As a final example of CSS styling for Thesis and WordPress nav menus, we’ll look at two emerging techniques simultaneously. CSS border radius or “corner rounding” is supported by most modern browsers, and degrades nicely in Internet Explorer — meaning it doesn’t work, but it doesn’t break anything: the rounded parts will be square angles in most versions of IE.

Along with rounded corners, the “text shadow” gives a chiseled, engraved, and dimensional look to text. Used in small measures, like in your navigation, this can suggest a modern look and provides advanced text formatting without the need for image replacement. Combined, they can look like this:

Text Shadow and Rounded CSS corners in WP Nav Menu

The Home tab is the “current” page.
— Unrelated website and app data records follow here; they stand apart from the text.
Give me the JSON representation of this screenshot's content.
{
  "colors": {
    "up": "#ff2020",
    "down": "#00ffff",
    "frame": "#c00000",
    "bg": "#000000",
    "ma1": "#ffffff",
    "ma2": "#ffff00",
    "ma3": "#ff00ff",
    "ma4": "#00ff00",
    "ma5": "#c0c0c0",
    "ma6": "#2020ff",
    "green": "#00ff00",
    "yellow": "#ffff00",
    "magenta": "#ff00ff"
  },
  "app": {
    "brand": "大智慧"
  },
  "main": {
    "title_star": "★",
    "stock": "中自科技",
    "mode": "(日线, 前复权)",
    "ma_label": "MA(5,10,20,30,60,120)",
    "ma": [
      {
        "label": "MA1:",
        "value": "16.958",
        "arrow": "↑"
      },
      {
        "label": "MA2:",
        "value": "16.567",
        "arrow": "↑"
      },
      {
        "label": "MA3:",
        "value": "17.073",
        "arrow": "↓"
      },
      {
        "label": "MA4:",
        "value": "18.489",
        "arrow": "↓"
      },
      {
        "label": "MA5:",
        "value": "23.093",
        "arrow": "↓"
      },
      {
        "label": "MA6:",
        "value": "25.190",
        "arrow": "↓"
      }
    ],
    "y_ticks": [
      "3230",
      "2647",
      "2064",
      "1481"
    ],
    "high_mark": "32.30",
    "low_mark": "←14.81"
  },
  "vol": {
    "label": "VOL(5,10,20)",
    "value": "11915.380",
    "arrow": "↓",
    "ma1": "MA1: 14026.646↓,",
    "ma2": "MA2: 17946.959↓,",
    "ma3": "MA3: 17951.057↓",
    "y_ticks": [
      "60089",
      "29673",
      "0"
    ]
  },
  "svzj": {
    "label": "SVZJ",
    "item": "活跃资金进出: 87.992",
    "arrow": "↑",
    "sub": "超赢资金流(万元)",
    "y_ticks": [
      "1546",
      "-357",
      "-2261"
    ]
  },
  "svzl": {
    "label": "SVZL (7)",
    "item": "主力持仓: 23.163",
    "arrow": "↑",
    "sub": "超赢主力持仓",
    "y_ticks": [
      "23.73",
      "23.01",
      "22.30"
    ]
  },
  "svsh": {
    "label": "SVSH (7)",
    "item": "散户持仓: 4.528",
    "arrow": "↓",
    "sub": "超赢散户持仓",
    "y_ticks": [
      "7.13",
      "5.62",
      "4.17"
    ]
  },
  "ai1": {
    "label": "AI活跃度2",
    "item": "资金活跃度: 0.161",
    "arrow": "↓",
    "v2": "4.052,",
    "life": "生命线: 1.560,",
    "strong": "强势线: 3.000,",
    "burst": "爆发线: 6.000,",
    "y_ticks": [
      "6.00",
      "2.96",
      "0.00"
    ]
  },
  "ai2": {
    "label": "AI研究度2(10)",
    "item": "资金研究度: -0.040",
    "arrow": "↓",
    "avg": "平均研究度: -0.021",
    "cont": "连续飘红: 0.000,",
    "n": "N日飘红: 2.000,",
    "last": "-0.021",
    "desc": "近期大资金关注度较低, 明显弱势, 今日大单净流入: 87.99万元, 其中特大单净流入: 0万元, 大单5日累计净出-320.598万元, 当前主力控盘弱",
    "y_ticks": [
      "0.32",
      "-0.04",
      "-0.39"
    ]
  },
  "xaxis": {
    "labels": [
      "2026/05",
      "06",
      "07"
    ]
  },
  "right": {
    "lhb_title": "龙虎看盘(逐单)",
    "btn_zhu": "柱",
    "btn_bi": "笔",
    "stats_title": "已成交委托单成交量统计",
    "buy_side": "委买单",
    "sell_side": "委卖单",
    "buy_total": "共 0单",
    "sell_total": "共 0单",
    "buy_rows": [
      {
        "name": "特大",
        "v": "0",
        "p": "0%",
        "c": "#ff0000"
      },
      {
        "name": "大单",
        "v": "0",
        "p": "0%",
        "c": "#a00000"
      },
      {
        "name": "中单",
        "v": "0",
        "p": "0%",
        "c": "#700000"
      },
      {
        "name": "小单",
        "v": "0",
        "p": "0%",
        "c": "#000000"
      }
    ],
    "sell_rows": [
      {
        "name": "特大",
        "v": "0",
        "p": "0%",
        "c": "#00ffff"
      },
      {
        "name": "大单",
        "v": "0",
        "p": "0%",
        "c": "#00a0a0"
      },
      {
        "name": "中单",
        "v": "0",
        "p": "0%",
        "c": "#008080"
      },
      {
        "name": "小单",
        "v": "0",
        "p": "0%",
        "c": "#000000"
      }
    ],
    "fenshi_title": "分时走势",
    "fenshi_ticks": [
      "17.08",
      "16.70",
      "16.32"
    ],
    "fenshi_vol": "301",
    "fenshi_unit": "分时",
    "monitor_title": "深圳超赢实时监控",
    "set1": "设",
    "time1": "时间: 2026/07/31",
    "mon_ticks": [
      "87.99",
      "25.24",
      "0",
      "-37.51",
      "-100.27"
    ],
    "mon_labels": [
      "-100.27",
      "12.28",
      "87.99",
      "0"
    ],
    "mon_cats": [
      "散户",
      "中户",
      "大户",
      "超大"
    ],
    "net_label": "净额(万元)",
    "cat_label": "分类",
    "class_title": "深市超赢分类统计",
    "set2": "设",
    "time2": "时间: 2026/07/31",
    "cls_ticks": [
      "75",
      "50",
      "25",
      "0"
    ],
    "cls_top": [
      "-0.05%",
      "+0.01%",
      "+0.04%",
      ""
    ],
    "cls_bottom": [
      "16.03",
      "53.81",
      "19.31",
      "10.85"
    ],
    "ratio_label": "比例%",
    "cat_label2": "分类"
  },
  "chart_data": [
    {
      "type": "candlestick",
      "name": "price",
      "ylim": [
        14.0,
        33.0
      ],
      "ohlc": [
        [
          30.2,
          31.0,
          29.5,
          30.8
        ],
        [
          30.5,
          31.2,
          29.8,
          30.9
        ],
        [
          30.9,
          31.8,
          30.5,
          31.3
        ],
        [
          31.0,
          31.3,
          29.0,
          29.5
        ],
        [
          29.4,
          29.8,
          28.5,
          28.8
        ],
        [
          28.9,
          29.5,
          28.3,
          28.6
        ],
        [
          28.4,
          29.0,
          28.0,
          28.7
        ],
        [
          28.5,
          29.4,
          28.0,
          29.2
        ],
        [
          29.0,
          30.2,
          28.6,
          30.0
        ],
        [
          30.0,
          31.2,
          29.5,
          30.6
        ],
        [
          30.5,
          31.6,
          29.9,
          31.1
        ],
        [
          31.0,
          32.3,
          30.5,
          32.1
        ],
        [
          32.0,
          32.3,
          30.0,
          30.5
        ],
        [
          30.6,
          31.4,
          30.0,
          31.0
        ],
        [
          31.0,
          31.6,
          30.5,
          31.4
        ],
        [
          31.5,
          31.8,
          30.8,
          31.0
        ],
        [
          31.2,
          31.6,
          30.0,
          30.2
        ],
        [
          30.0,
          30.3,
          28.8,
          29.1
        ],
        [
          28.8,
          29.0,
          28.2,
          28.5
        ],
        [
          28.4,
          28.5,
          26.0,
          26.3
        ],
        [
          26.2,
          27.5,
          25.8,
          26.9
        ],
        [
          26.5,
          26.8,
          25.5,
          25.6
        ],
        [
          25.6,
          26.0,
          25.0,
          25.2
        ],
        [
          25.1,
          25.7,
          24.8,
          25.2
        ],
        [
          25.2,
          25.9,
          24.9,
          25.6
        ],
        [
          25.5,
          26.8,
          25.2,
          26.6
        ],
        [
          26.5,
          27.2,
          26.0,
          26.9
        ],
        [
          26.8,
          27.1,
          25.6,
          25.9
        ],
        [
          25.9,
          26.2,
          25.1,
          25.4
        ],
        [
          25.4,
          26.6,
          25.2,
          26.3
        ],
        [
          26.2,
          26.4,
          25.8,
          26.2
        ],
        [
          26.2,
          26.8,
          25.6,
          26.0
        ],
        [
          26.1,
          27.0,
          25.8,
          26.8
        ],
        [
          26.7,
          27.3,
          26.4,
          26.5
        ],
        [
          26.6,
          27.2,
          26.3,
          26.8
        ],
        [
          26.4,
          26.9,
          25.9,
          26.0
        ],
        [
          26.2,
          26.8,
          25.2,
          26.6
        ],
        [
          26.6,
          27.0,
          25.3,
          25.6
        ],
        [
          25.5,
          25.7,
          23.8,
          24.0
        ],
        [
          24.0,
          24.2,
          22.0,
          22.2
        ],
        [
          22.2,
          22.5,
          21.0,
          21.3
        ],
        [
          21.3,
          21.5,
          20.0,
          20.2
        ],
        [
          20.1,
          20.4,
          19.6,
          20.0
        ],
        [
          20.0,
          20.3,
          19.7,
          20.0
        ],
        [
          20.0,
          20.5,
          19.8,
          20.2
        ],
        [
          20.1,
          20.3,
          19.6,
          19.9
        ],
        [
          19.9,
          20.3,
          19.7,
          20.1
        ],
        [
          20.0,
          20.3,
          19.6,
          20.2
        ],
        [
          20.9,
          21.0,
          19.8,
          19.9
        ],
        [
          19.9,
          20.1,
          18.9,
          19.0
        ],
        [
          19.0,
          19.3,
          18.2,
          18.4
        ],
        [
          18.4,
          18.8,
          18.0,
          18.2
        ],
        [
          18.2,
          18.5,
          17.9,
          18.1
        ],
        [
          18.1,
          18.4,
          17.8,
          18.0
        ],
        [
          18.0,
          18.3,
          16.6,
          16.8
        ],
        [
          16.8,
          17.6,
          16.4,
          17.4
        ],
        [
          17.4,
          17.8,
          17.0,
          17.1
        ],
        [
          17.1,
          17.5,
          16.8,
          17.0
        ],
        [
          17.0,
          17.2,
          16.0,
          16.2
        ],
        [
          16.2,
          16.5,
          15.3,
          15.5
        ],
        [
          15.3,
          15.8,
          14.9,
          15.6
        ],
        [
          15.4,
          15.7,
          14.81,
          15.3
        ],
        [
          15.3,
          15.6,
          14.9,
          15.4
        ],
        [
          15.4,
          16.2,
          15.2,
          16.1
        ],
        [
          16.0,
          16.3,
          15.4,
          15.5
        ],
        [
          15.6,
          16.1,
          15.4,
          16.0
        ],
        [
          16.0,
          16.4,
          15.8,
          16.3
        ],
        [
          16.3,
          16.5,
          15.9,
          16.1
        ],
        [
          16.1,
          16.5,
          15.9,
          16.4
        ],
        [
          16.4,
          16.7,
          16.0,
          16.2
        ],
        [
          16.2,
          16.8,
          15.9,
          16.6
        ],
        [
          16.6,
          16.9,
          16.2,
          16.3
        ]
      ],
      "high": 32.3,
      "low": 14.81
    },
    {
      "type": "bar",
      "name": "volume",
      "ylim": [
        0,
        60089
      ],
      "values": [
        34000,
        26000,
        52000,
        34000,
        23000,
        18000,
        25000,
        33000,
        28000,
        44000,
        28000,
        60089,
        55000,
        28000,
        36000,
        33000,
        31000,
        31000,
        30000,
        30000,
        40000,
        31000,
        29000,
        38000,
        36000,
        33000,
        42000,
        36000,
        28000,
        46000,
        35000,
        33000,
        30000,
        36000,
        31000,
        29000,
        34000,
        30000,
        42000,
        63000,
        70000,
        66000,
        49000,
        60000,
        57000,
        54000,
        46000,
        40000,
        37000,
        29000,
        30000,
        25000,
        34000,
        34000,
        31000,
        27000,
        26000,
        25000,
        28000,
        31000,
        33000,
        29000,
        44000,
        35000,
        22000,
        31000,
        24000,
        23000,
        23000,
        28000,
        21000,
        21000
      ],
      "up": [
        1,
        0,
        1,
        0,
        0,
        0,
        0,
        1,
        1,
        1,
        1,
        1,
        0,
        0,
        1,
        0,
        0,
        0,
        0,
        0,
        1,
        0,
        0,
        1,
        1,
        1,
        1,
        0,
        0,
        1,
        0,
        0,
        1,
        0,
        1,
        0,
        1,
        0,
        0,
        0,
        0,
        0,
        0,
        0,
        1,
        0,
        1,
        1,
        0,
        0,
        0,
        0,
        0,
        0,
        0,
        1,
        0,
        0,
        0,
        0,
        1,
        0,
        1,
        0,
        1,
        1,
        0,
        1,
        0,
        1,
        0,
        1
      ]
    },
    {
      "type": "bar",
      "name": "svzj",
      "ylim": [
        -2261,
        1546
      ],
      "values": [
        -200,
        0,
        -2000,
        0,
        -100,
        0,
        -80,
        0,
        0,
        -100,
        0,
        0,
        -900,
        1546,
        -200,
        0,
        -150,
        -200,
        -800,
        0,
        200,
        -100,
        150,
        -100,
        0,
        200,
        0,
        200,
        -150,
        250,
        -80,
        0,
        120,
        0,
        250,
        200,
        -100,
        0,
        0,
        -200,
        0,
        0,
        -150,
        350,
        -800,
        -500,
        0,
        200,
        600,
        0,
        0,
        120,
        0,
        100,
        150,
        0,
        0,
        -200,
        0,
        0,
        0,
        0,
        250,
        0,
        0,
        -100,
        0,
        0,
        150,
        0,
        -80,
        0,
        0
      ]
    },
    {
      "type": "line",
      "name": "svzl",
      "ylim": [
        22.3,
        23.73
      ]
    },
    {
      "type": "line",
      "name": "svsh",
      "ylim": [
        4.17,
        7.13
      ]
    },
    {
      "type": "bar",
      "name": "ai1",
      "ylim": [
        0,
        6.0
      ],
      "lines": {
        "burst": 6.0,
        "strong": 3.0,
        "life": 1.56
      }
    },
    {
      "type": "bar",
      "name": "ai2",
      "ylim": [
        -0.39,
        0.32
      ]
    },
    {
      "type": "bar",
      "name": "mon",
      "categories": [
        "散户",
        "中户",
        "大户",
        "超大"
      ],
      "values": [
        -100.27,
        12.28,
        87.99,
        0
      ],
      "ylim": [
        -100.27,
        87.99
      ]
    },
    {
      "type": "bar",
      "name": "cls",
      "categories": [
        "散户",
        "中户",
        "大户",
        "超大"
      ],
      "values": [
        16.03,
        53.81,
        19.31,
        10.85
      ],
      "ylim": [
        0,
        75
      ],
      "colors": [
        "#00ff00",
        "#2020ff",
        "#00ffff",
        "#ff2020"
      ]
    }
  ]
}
The next three are as they appear without mouse hovering, and “Category B” is showing its hover state — the cursor is over this tab. To get this look, add this to custom.css:

.custom .menu { border:none; background:#ccc; height:40px; font-family:georgia; font-size:1.2em; }
	.custom .menu > li { margin-right: 4px; margin-left: 4px; }
                .custom .menu li > a { background: #ddd; text-shadow:1px 1px #eee; color:#888; -moz-border-radius:5px; -webkit-border-radius:5px; border-radius:5px; padding:7px 11px; margin-top:4px; letter-spacing:0px; text-transform:capitalize; }
                    .custom .menu > li.current > a { background: #eee; color:#000; }
                    .custom .menu > li a:hover { background: #fff; color:#000; }

As before, this code assumes the original default nav menu, as shown at the top of this tutorial, was not modified in the interface.

While neither the “engraved” look of the text nor the round edges of the tab corners will appear in most versions of Internet Explorer, but imagining “rectangles and normal text” is still presentable, if not as exciting. The above image was cropped to fit in this tutorial, and each of these examples would be page-width in practice.

Styling Nav Menus – Tutorial Summary

With variations on these basic techniques on styling the default Thesis and WordPress navigation menus, you can make significant CSS magic in a few lines of code. As always, your imagination can take any of the examples here as wild as you can imagine!